== ABOUT THIS EXERCISE ==
Within the data below, find the string "Bilgrossisten" and return each line where it occurs.

== PROVIDED DATA ==
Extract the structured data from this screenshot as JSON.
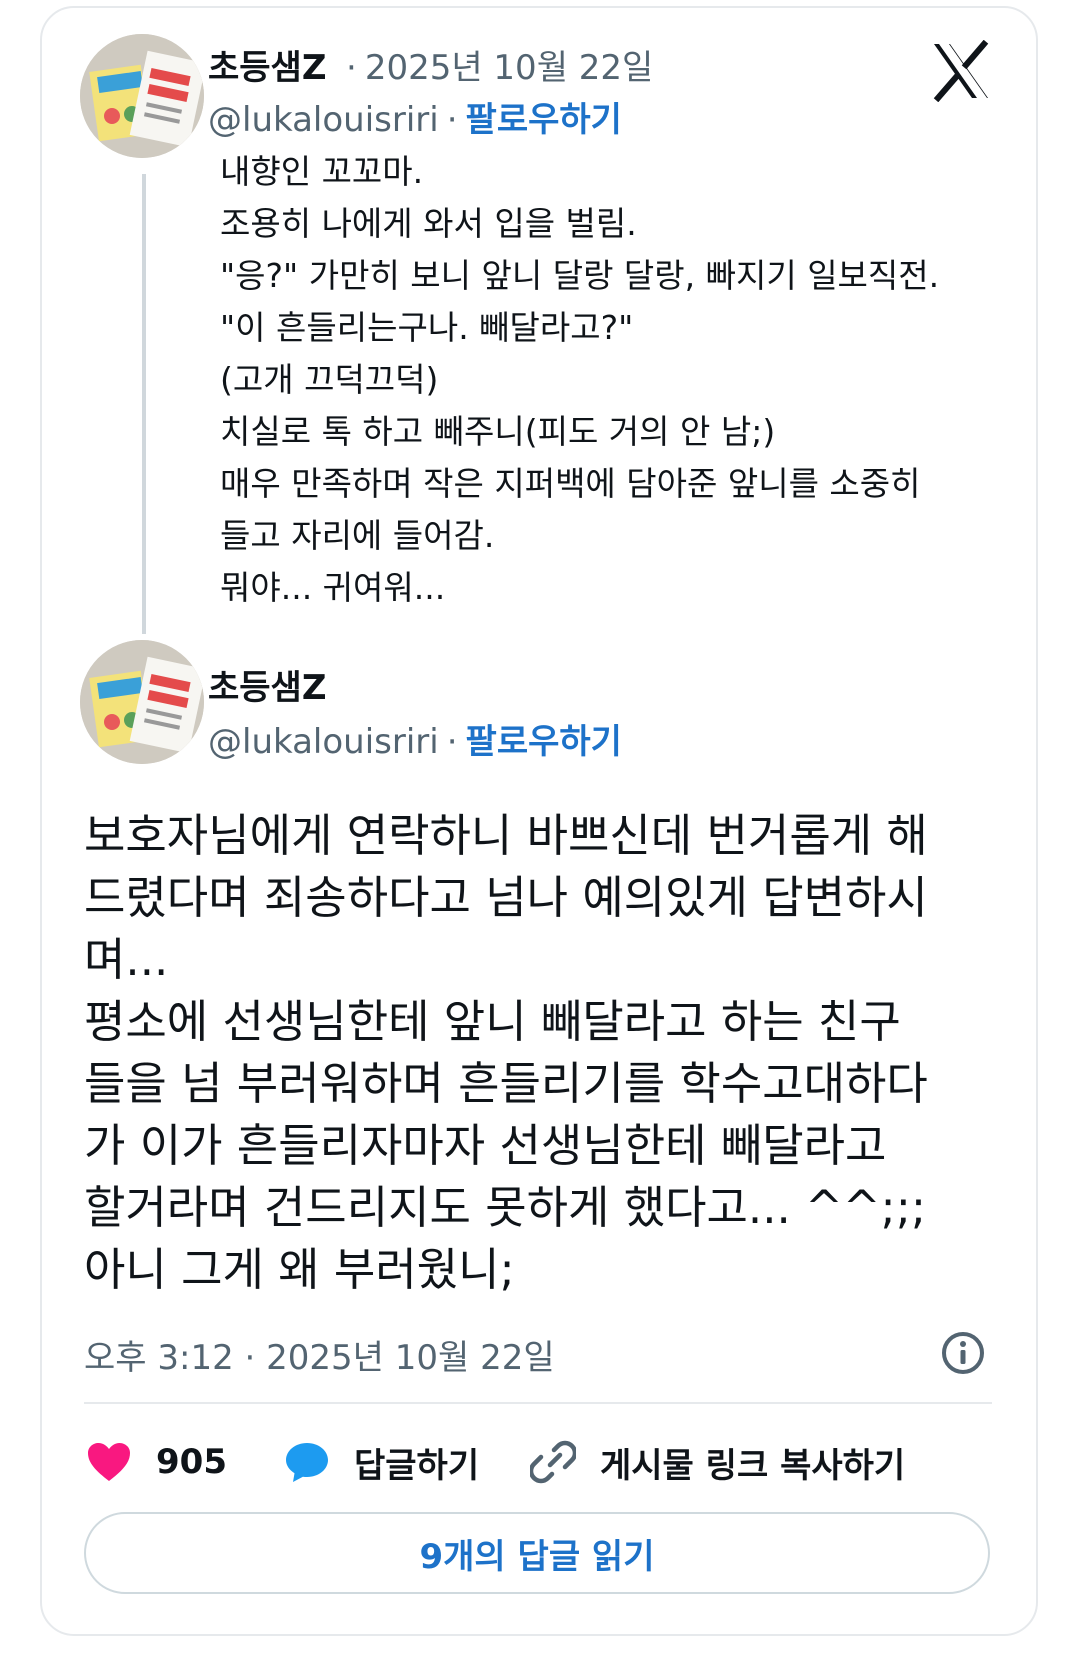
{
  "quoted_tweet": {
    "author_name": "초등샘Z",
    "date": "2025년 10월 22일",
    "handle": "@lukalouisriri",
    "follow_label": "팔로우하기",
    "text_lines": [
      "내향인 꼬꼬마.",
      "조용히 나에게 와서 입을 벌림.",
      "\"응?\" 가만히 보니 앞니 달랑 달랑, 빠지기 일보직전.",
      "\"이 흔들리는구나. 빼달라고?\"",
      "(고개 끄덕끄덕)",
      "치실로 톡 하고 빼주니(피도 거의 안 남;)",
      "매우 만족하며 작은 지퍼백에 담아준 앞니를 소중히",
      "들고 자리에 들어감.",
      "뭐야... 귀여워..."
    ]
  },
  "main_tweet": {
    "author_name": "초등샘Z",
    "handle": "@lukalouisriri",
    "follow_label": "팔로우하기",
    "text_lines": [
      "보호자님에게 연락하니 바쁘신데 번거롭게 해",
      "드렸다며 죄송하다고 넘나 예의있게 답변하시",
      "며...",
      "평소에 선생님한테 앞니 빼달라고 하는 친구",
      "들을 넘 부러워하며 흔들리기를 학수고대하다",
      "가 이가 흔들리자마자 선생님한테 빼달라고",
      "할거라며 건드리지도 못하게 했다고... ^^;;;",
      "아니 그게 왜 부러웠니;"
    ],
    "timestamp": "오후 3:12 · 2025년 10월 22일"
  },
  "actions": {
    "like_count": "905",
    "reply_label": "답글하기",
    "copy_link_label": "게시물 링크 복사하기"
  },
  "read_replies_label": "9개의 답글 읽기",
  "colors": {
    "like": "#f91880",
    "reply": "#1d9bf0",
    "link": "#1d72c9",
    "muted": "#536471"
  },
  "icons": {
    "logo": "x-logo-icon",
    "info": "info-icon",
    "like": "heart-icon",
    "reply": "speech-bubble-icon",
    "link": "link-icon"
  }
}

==

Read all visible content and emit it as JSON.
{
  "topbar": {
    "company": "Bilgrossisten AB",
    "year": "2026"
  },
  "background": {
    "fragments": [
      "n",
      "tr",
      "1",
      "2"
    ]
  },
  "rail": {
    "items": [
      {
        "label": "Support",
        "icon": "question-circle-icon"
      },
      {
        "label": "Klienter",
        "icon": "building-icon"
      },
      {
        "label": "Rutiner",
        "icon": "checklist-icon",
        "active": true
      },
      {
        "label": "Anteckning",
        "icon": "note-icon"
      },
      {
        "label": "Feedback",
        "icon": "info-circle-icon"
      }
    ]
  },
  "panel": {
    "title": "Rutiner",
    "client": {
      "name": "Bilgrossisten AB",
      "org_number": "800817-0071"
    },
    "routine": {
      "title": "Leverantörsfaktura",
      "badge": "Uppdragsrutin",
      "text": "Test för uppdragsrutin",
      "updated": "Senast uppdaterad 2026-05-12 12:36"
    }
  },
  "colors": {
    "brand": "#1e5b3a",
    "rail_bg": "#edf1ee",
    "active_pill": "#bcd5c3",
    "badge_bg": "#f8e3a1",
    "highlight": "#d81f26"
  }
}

== OUTPUT OF THE EXERCISE ==
    "company": "Bilgrossisten AB",
      "name": "Bilgrossisten AB",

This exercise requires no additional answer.